A member of the House of Representatives, Mr. Igariwey Iduma-Enwo, on Wednesday approached an Abuja Federal High Court to challenge the decision of President Muhammadu Buhari, to rescue states in the country from their financial mess with a bailout of N713.7bn.
Many states were already owing backlog of unpaid salaries by May 29 when Buhari assumed office as President.
They later turned to the Federal Government, cap in hand, seeking for rescue, a development that informed the President’s action.
But, in suit number FHC/Abj/CS102215, which the Peoples Democratic Party lawmaker from Ebonyi State filed on Wednesday, he sought to know whether Buhari had such powers under the 1999 Constitution to give the bailout without the approval of the National Assembly.
Listed as defendants in the suit were the President; Attorney-General of the Federation; Federal Ministry of Finance; Accountant-General of the Federation; Auditor-General of the Federation; and the Revenue Mobilisation Allocation and Fiscal Commission.
Among the questions Iduma-Enwo, who represents Afikpo-North/South Federal Constituency, wants the court to determine, was whether Buhari, could by Presidential “fiat”, direct that public money from the pool account of the federal government be disbursed to states and local governments without recourse to the National Assembly, “the authority vested with the power of appropriation in this case.”
Part of the originating summons read, “Whether having regards to the combined effect of Sections 192, 163, 164 and 168 of the 1999 Constitution (as amended), which prescribes the way and manner public revenue shall be distributed from the distribution pool account, the 1st Defendant (Buhari) can by itself or by way of fiat, issue lawful directives to the 3rd-6th defendants to appropriate, distribute, allocate and disburse public revenue from the distributable pool account to the federal, state and local government without the prescription of the National Assembly. “
Accordingly, the plaintiff prayed the court to declare the action of the President and his co-defendants “unconstitutional, illegal, unlawful, null and void.”
He also sought an order of “perpetual injunction” restraining the defendants from giving out funds to the states and local governments without the prescription of the National Assembly.
No date has been fixed for the hearing of the suit.

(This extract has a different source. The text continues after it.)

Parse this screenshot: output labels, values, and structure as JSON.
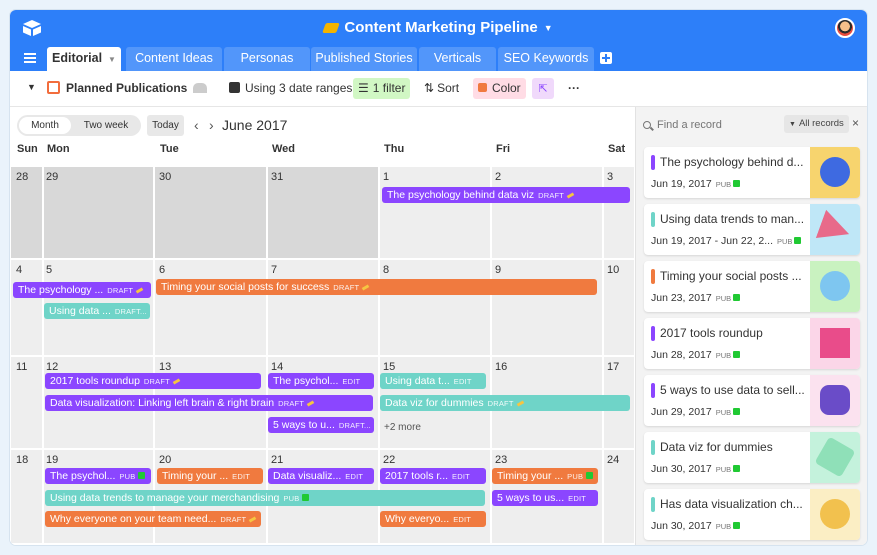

Speaking with journalists at the National Assembly soon after filing the suit, Iduma-Enwo defended his decision to challenge Buhari on the grounds of acting alone without regard for the principle of separation of powers.
He noted that much as he felt for the states, especially now that many civil servants could not fend for their families due to lack of salaries, Iduma-Enwo argued that the President must still follow the “due process of law.”

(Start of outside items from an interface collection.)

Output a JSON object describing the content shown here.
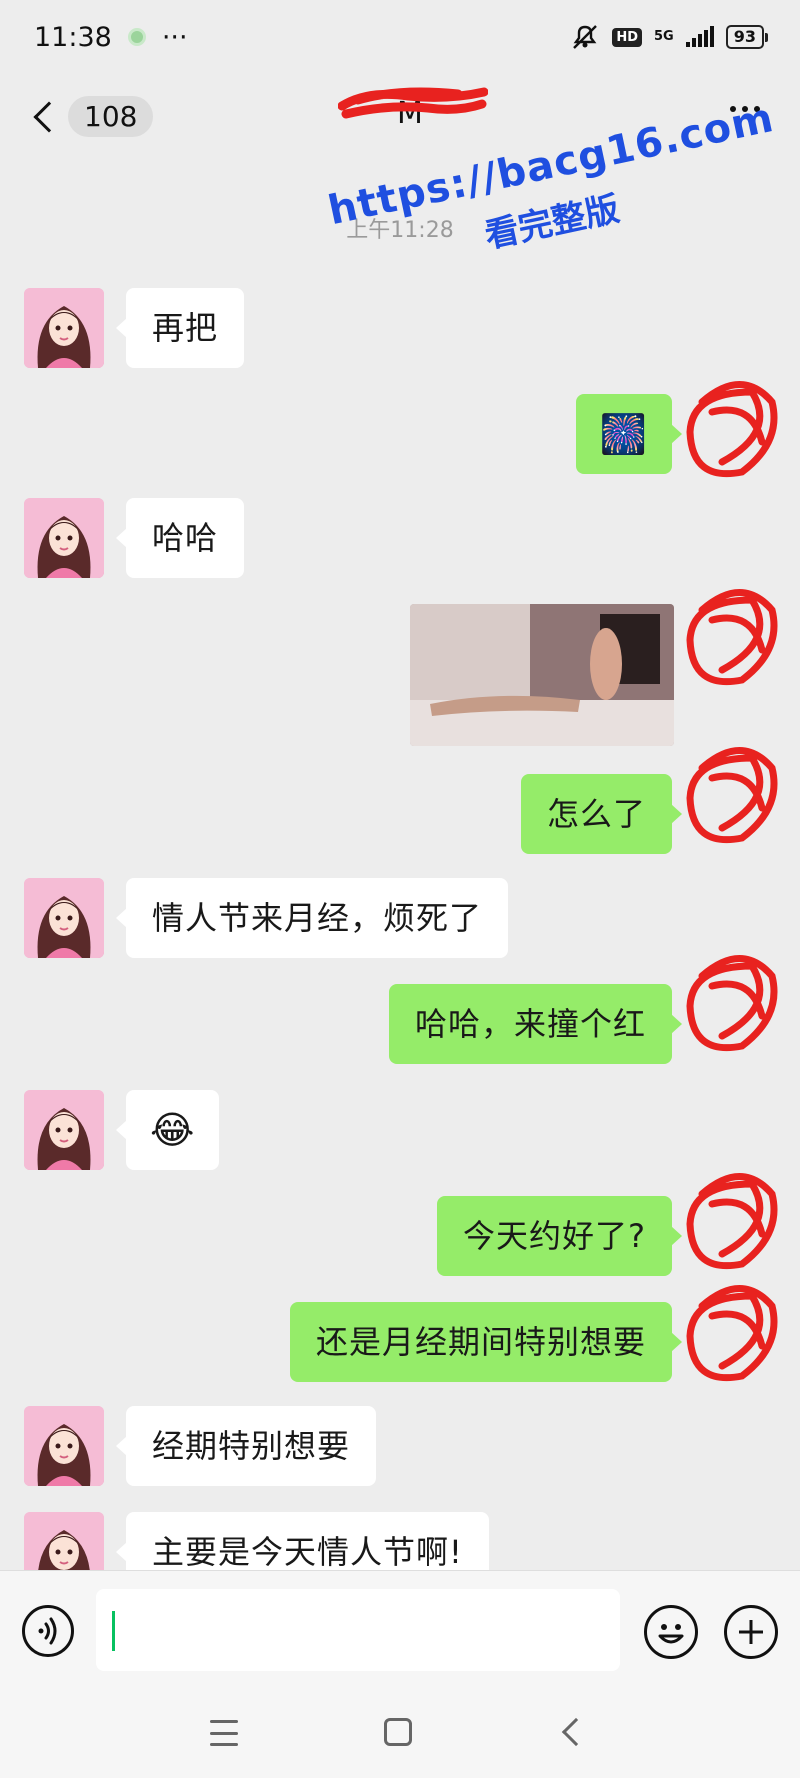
{
  "status_bar": {
    "time": "11:38",
    "more": "···",
    "hd": "HD",
    "network": "5G",
    "battery": "93"
  },
  "header": {
    "unread_count": "108",
    "contact_name": "M"
  },
  "watermark": {
    "line1": "https://bacg16.com",
    "line2": "看完整版"
  },
  "messages": {
    "timestamp": "上午11:28",
    "m1": "再把",
    "m2_emoji": "🎆",
    "m3": "哈哈",
    "m5": "怎么了",
    "m6": "情人节来月经，烦死了",
    "m7": "哈哈，来撞个红",
    "m8_emoji": "😂",
    "m9": "今天约好了?",
    "m10": "还是月经期间特别想要",
    "m11": "经期特别想要",
    "m12": "主要是今天情人节啊!"
  },
  "input": {
    "placeholder": ""
  },
  "colors": {
    "background": "#ededed",
    "outgoing_bubble": "#95ec69",
    "incoming_bubble": "#ffffff",
    "watermark": "#1f4fe0",
    "redaction": "#e8221f"
  },
  "icons": {
    "voice": "voice-icon",
    "emoji": "emoji-icon",
    "plus": "plus-icon"
  }
}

“Let him show us where it is stated in the constitution that the President can unilaterally give money without the approval of the National Assembly.
“It then means that one day they can sit at Aso Rock and pass the national budget.
“Why do we have the National Assembly if matters like this can be handled by fiat without letting the National Assembly know about it or play its role as the appropriating authority?,”he added.